(Exercise aim):
Give the number of lines in the data below that contain "Скважина", and only that number.

━━━━

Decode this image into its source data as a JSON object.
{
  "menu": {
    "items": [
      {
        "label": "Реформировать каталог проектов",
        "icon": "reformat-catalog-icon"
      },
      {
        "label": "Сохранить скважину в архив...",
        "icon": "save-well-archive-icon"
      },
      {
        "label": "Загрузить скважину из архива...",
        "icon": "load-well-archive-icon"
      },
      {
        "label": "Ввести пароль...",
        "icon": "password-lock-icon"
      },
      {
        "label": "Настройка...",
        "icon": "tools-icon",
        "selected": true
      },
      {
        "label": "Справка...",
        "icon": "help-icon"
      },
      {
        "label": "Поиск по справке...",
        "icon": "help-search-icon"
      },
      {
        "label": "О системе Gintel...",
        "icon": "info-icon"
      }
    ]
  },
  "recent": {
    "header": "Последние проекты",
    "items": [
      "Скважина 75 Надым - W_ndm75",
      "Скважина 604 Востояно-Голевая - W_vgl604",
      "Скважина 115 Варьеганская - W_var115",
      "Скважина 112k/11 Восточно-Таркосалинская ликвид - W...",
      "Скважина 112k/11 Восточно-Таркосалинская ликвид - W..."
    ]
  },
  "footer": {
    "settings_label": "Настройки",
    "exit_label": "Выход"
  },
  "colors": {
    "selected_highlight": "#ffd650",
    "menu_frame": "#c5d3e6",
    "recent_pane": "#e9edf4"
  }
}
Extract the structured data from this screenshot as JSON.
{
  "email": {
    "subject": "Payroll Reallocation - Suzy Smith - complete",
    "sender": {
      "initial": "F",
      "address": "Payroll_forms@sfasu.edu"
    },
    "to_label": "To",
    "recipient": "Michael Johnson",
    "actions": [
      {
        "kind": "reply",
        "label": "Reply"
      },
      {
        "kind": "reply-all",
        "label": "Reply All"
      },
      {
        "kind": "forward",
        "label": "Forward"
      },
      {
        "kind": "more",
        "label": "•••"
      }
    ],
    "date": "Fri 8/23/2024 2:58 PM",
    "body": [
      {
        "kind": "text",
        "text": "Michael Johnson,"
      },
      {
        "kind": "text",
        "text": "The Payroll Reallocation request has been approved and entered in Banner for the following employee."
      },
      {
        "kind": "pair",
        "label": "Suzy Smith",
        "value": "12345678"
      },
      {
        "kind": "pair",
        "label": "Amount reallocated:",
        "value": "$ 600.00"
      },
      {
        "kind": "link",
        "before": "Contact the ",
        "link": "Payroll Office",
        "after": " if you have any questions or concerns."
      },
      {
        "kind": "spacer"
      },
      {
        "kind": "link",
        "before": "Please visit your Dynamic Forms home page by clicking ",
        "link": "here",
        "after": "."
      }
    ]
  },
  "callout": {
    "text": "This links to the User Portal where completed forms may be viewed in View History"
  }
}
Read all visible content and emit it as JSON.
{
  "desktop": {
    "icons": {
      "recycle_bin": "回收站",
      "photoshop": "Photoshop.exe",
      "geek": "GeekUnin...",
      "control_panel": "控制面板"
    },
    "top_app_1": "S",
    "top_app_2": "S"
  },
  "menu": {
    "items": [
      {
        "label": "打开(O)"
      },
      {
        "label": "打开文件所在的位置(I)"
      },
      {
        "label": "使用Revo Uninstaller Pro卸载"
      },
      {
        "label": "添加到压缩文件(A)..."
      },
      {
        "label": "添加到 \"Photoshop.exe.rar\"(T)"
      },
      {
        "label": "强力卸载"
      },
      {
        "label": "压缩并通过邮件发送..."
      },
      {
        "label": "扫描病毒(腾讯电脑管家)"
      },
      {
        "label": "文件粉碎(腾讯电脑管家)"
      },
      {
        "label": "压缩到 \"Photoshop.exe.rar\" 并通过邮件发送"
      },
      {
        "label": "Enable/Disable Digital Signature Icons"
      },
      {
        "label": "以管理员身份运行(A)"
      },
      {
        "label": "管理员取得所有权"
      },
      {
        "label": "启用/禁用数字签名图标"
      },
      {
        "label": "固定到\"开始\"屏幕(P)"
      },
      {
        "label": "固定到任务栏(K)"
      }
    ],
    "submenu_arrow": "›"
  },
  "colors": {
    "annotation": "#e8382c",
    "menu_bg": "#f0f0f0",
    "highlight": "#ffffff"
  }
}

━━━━

(Task response):
5